INDUSTRIAL APPLICABILITY

The present invention may be applied to an inverter device as the power conversion device for converting the D-C power into the A-C power.

Patent Citations
Cited PatentFiling datePublication dateApplicantTitle
US3349315 *Feb 11, 1965Oct 24, 1967Borg WarnerStatic inverter system with current sharing by both commutating choke windings during commutating energy recovery
US4231083 *Aug 4, 1978Oct 28, 1980Hitachi, Ltd.Power conversion apparatus
US4276588 *Jun 22, 1979Jun 30, 1981Mclyman W TPush-pull converter with energy saving circuit for protecting switching transistors from peak power stress
US4336587 *Jun 29, 1981Jun 22, 1982Boettcher Jr Charles WHigh efficiency turn-off loss reduction network with active discharge of storage capacitor
JPS586376A * Title not available
Non-Patent Citations
Reference
1"Application Techniques for High Power Gate Turn-Off Thyristors" by R. L. Steigerwald, IEEE IAS '75 Annual, pp. 165-174.

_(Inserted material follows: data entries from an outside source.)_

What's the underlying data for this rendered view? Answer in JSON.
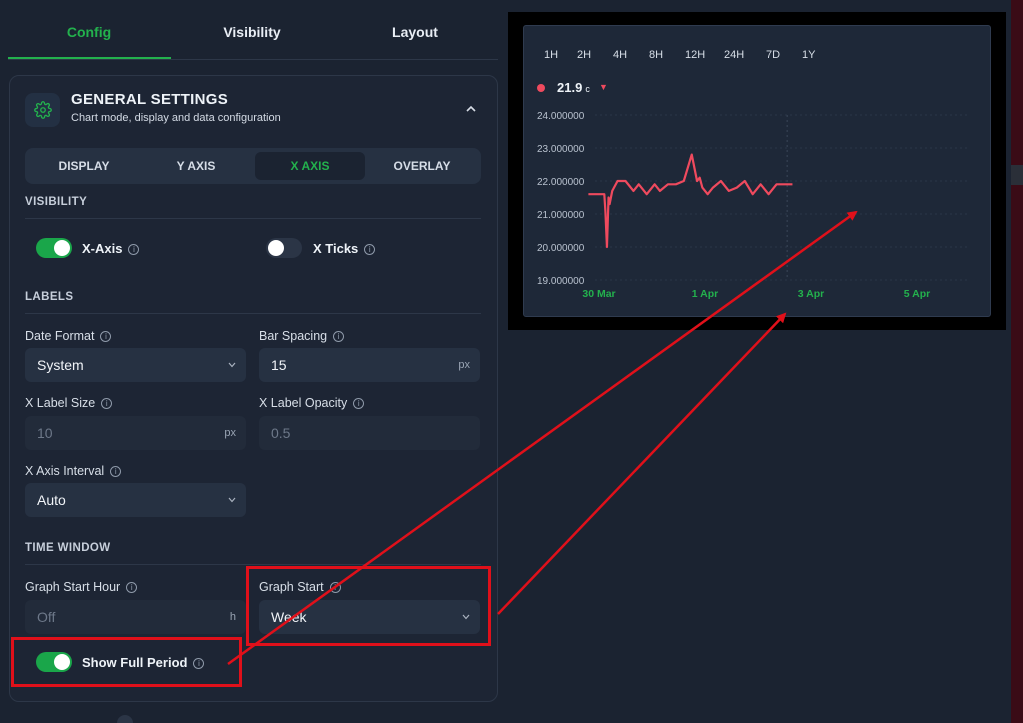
{
  "top_tabs": [
    {
      "label": "Config",
      "active": true
    },
    {
      "label": "Visibility",
      "active": false
    },
    {
      "label": "Layout",
      "active": false
    }
  ],
  "general_settings": {
    "title": "GENERAL SETTINGS",
    "subtitle": "Chart mode, display and data configuration",
    "icon": "gear-icon",
    "collapse_icon": "chevron-up-icon"
  },
  "sub_tabs": [
    {
      "label": "DISPLAY",
      "active": false
    },
    {
      "label": "Y AXIS",
      "active": false
    },
    {
      "label": "X AXIS",
      "active": true
    },
    {
      "label": "OVERLAY",
      "active": false
    }
  ],
  "visibility": {
    "section_title": "VISIBILITY",
    "x_axis": {
      "label": "X-Axis",
      "on": true
    },
    "x_ticks": {
      "label": "X Ticks",
      "on": false
    }
  },
  "labels": {
    "section_title": "LABELS",
    "date_format": {
      "label": "Date Format",
      "value": "System"
    },
    "bar_spacing": {
      "label": "Bar Spacing",
      "value": "15",
      "unit": "px"
    },
    "x_label_size": {
      "label": "X Label Size",
      "placeholder": "10",
      "unit": "px"
    },
    "x_label_opacity": {
      "label": "X Label Opacity",
      "placeholder": "0.5"
    },
    "x_axis_interval": {
      "label": "X Axis Interval",
      "value": "Auto"
    }
  },
  "time_window": {
    "section_title": "TIME WINDOW",
    "graph_start_hour": {
      "label": "Graph Start Hour",
      "placeholder": "Off",
      "unit": "h"
    },
    "graph_start": {
      "label": "Graph Start",
      "value": "Week"
    },
    "show_full_period": {
      "label": "Show Full Period",
      "on": true
    }
  },
  "chart_preview": {
    "ranges": [
      "1H",
      "2H",
      "4H",
      "8H",
      "12H",
      "24H",
      "7D",
      "1Y"
    ],
    "legend": {
      "value": "21.9",
      "unit": "c",
      "trend_icon": "triangle-down-icon",
      "color": "#ef4a5e"
    }
  },
  "chart_data": {
    "type": "line",
    "title": "",
    "xlabel": "",
    "ylabel": "",
    "ylim": [
      19,
      24
    ],
    "yticks": [
      "24.000000",
      "23.000000",
      "22.000000",
      "21.000000",
      "20.000000",
      "19.000000"
    ],
    "xticks": [
      {
        "label": "30 Mar",
        "x": 0
      },
      {
        "label": "1 Apr",
        "x": 2
      },
      {
        "label": "3 Apr",
        "x": 4
      },
      {
        "label": "5 Apr",
        "x": 6
      }
    ],
    "grid": true,
    "series": [
      {
        "color": "#ef4a5e",
        "x": [
          -0.2,
          0.1,
          0.12,
          0.15,
          0.18,
          0.2,
          0.25,
          0.35,
          0.5,
          0.65,
          0.75,
          0.9,
          1.05,
          1.15,
          1.3,
          1.45,
          1.6,
          1.75,
          1.85,
          1.9,
          1.95,
          2.05,
          2.15,
          2.3,
          2.45,
          2.6,
          2.75,
          2.9,
          3.05,
          3.2,
          3.35,
          3.5,
          3.65
        ],
        "y": [
          21.6,
          21.6,
          21.1,
          20.0,
          21.5,
          21.3,
          21.7,
          22.0,
          22.0,
          21.7,
          21.9,
          21.6,
          21.9,
          21.7,
          21.9,
          21.9,
          22.0,
          22.8,
          22.0,
          22.1,
          21.8,
          21.6,
          21.8,
          22.0,
          21.7,
          21.8,
          22.0,
          21.6,
          21.9,
          21.6,
          21.9,
          21.9,
          21.9
        ]
      }
    ]
  },
  "colors": {
    "accent": "#23b14d",
    "background": "#1b2331",
    "highlight": "#e0101a",
    "series": "#ef4a5e"
  }
}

2 *Application Techniques for High Power Gate Turn Off Thyristors by R. L. Steigerwald, IEEE IAS 75 Annual, pp. 165 174.
Referenced by
Citing PatentFiling datePublication dateApplicantTitle
US4881159 *Dec 21, 1988Nov 14, 1989Siemens AktiengesellschaftSwitching-relieved low-loss three-level inverter
US4888676 *Dec 6, 1988Dec 19, 1989Bbc Brown Boveri AgDamping circuit for turn-off valves
US5159539 *Apr 20, 1992Oct 27, 1992Mitsubishi Denki Kabushiki KaishaHigh frequency DC/AC power converting apparatus
US5189603 *Sep 9, 1991Feb 23, 1993Mitsubishi Denki Kabushiki KaishaDc to ac electric power converting apparatus
US5274538 *Oct 15, 1991Dec 28, 1993Mitsubishi Denki Kabushiki KaishaPower conversion apparatus
US5383108 *Jun 3, 1992Jan 17, 1995Mitsubishi Denki Kabushiki KaishaInverter apparatus
Classifications
U.S. Classification363/58, 363/136, 363/96
International ClassificationH02M5/27, H02M7/515
Cooperative ClassificationH02M5/27, H02M7/515, H02M7/5155
European ClassificationH02M5/27, H02M7/515, H02M7/515H2
Legal Events
DateCodeEventDescription
Apr 3, 1985ASAssignment
Owner name: MITSUBISHI DENKI KABUSHIKI KAISHA 2-3, MARUNOUCHI
Free format text: ASSIGNMENT OF ASSIGNORS INTEREST.;ASSIGNORS:ASAEDA, TAKEAKI;NAKAMURA, TORU;YUTANI, TAKASHI;REEL/FRAME:004382/0623
Effective date: 19840901
Jun 25, 1990FPAYFee payment
Year of fee payment: 4
Jul 11, 1994FPAYFee payment
Year of fee payment: 8
Jul 13, 1998FPAYFee payment
Year of fee payment: 12